Setsubun - A traditional event annually held in February
Setsubun is a traditional event held every 3rd of February, the day of turning of the season from winter to spring under the Japanese lunar calendar.
What will Japanese people do on the Setsubun?
On the day of Setsubun, people throw parched soybeans inside and outside of the house to drive out demons (bad luck) and to welcome in good luck, and this custom is called Mamemaki 豆まき. Also, there is a traditional custom that people eat as many beans as their ages to pray for their future well-being. If you are wondering why you see a stack of soybean bags sold at supermarkets only around this season, this will help answer your question.
The number of people who do the bean-throwing at home is getting fewer as it is bothersome having to clean up the cracked beans spread out all around rooms afterwards. Instead, another custom is getting popular that is to eat long Norimaki (Sushi rolls) on Setsudun day, this new custom must have been created for the market expansion of Norimaki.

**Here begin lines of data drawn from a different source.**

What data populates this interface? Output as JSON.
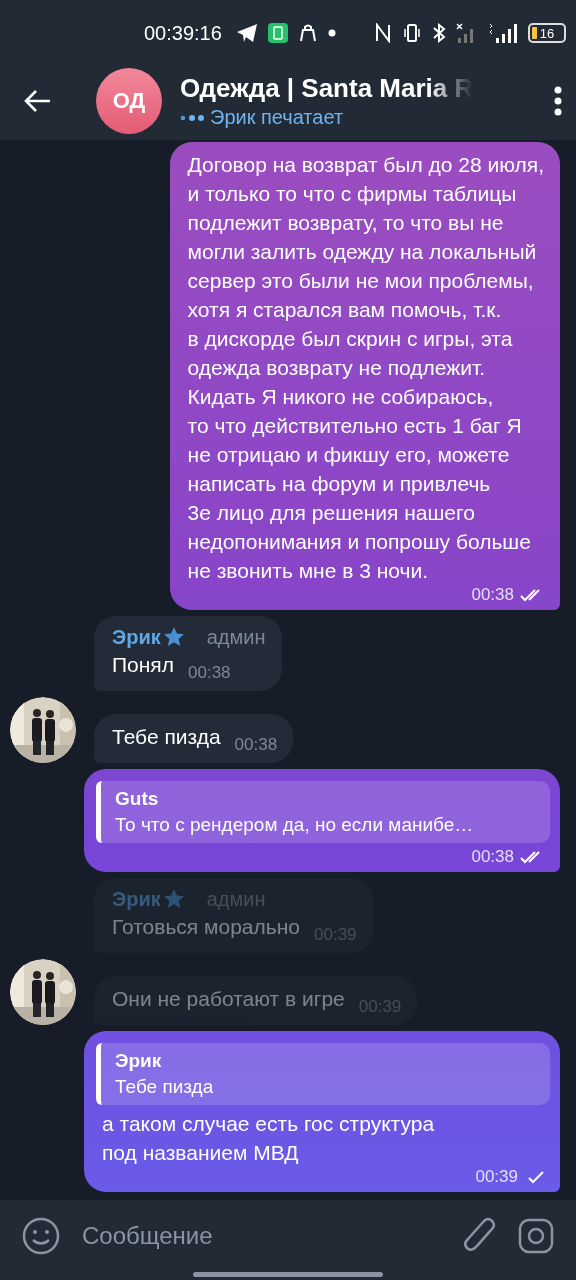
{
  "status_bar": {
    "time": "00:39:16",
    "battery": "16"
  },
  "header": {
    "avatar_initials": "ОД",
    "title": "Одежда | Santa Maria R",
    "status": "Эрик печатает"
  },
  "messages": [
    {
      "kind": "outgoing",
      "text": "Договор на возврат был до 28 июля,\nи только то что с фирмы таблицы\nподлежит возврату, то что вы не\nмогли залить одежду на локальный\nсервер это были не мои проблемы,\nхотя я старался вам помочь, т.к.\nв дискорде был скрин с игры, эта\nодежда возврату не подлежит.\nКидать Я никого не собираюсь,\nто что действительно есть 1 баг Я\nне отрицаю и фикшу его, можете\nнаписать на форум и привлечь\n3е лицо для решения нашего\nнедопонимания и попрошу больше\nне звонить мне в 3 ночи.",
      "time": "00:38",
      "read": true
    },
    {
      "kind": "incoming",
      "sender": "Эрик",
      "role": "админ",
      "text": "Понял",
      "time": "00:38",
      "avatar": false,
      "dimmed": false
    },
    {
      "kind": "incoming",
      "text": "Тебе пизда",
      "time": "00:38",
      "avatar": true,
      "dimmed": false
    },
    {
      "kind": "outgoing",
      "reply": {
        "author": "Guts",
        "text": "То что с рендером да, но если манибе…"
      },
      "time": "00:38",
      "read": true
    },
    {
      "kind": "incoming",
      "sender": "Эрик",
      "role": "админ",
      "text": "Готовься морально",
      "time": "00:39",
      "avatar": false,
      "dimmed": true
    },
    {
      "kind": "incoming",
      "text": "Они не работают в игре",
      "time": "00:39",
      "avatar": true,
      "dimmed": true
    },
    {
      "kind": "outgoing",
      "reply": {
        "author": "Эрик",
        "text": "Тебе пизда"
      },
      "text": "а таком случае есть гос структура\nпод названием МВД",
      "time": "00:39",
      "read": false
    }
  ],
  "composer": {
    "placeholder": "Сообщение"
  }
}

Mamemaki Bean Thowing Experience
If you want to experience Mamemaki, just visit large temples or shrines on the 3 of February, where the Mamemaki festival will take place. At the festival, you are not to be a bean thrower but bean "receiver." Beans are thrown from the stage of temple/shrine building by renowned people; Sumo wrestlers, Kabuki players, and TV personalities, and the throwers sprinkle beans with tiny gifts toward visitors who are the receivers excited at trying to get the gifts among jammed crowds. Watching at the excitement, it always makes me wonder why Japanese people, who stay calm even in disaster, can get that crazy at Mamemaki. The gifts being thrown there might be something really special.
Youtube | by honey01jp : Mamemaki at Asakusa Sensoji Temple